Toffeepot was named in honor of the Coffeepot, one of Charles Eliot's waterfront summer houses in Northeast Harbor, and it occurred to me that some of you who love Mount Desert Island may have missed last month's news. There's a legal battle up going on up there between President Eliot's descendants and Mitchell Rales, the billionaire who recently bought Eliot's historic Blueberry Ledge property, tore down the house and dynamited the ledges, and built a vast bunker-like complex in its place. Now he's suing the Eliot relatives over an easement that allegedly gives them access to a beach on his property.

You can read all about it here. An easement lawsuit is bound to be interesting, since it will hinge on interpretations of old deeds and other documents. I will post any new developments I learn about here. We are siding firmly with the Eliot family, and not only because we've visited the Coffeepot. More on that subject later.

Tuesday, November 24, 2015

The Dutch Cocoa House

Yesterday, my journey from Francis Street in Brookline to Francis Street in Boston took me along Netherlands Road. I'd never been there before and I was amazed to discover this:

It sat among ordinary houses like a mirage. Lost and late as I was, I had to stop, stare, and snap a photo. "Netherlands Road" now made sense. There aren't many Dutch houses in this country, let alone in New England. But there's been a Dutch House in Brookline since 1894.

It was built as the pavilion for the Van Houten Cocoa Company for the 1893 Chicago World's Fair. (Ah, cocoa, yet another sugar-laden beverage I should now forego.) When the fair ended, Charles B. Appleton had it moved to Brookline. You can read more about the Dutch House here.

I just looked up Charles Appleton. I didn't find much, but I see he was a Mayflower descendant of William Brewster, as was Dr. Jane Kelly Sabine, who lived at my address. This makes them distant cousins. Perhaps Jane, Wallace, and their daughters were guests at his incredible house. I no longer despair of finding answers to such long-shot questions like that as I continue to research this remarkable family. I've found too many unexpected answers already that I believe anything is possible.

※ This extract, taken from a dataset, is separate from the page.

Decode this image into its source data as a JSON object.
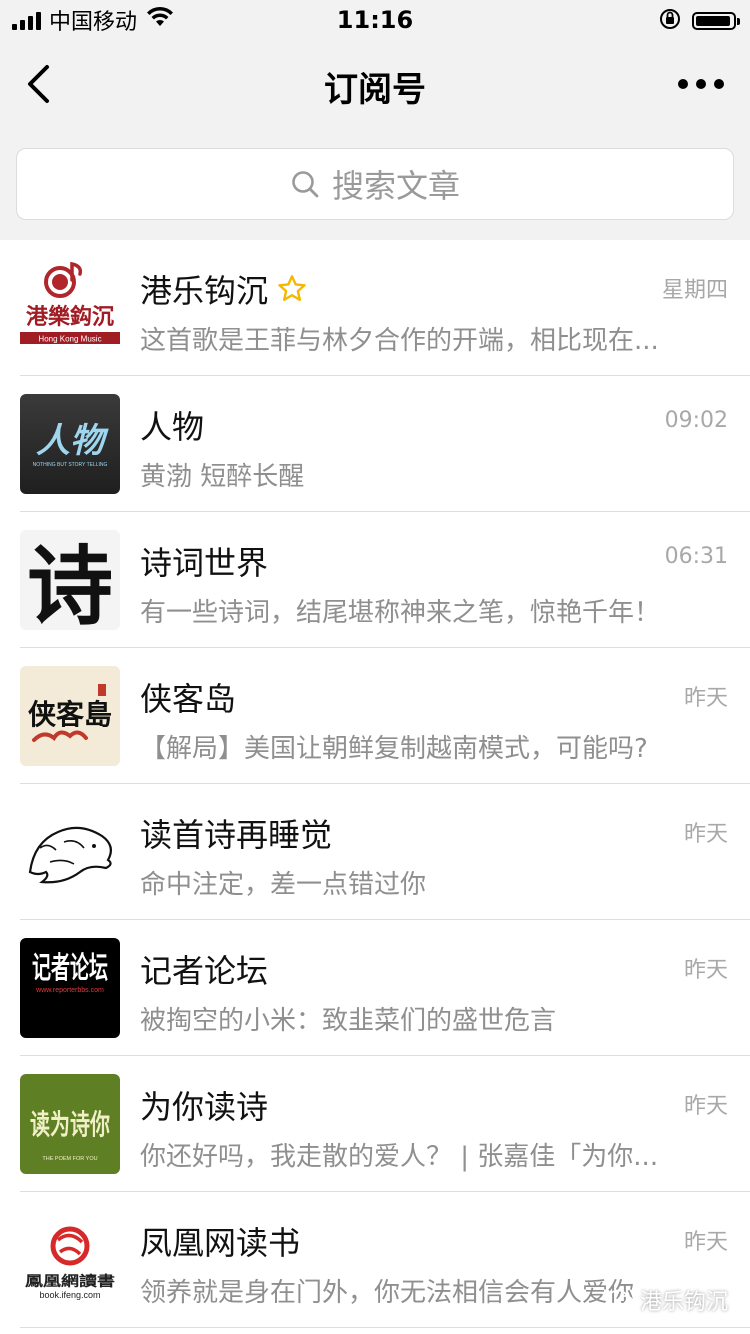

Naturally, I wondered about the interiors. No matter how marvelously a house may be preserved on the outside, the inside is often another, tragic story. Had it been broken up into awkward apartments or condos? Had every scrap of original detail been torn out and replaced with sheetrock and contractor-grade "updates"?

The answer appears to be No, as far as I can tell. If you are curious about the interior, you are welcome to take a look. Keep in mind that those photos were taken four years ago. But a lot of lovely detail remained then, a good sign. I never saw the listing back then because my daily search results never include properties this huge, a ploy to protect me from falling for a massive house like this. (Because if I could have possibly bought this house, I would have.)

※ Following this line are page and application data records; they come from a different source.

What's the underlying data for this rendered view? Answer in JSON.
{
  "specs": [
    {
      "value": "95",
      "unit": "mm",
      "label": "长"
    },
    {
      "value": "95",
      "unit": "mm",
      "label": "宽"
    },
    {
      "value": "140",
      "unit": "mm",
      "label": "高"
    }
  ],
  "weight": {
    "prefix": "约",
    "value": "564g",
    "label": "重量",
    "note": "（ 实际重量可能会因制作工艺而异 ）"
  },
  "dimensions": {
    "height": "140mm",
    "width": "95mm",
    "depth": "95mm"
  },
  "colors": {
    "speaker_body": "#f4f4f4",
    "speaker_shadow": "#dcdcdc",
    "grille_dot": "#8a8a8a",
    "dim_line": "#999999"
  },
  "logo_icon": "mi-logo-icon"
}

I plan to take a walk around the neighborhood to see what other treasures I might find. Brookline and Newton continue to hold wonderful 19th-century surprises for me — often finer and stranger than I ever imagined.


Hooray, my doctor said my liver test results "improved," so I am spared a biopsy. This time. She says I have to keep up my routine until the next round of tests in May.

What worked? Drinking all that wretched coffee? Cutting back more on sugar? Losing weight? I have no idea, so I'll have to keep doing everything the same way for another six months. 

But I can relax a bit for a little while. I figure I can skip the coffee until April. 

Since my blood tests were over, we went to Shake Shack last night for the first time in months. Pure bliss — I will always be a cheap date. 

As I dipped fries in mayo and stole sips from my husband's shake, I wondered, "What if the doctor calls tomorrow and says I need to repeat the tests? I reckoned the odds of that... and then I went home to have cookies and milk. 

I plan to be careful, but I also need to enjoy life, and that means a little dessert.

Despite all that rebellion, this morning our scale showed me a number I haven't seen in 15 years. It's a great incentive to not go wild but to continue eating better. Then I had a fantastic cup of tea, and put the coffee pitcher away for four months. 

Life may not be great these days, given our real-estate mess, but it is finally a bit sweeter around here.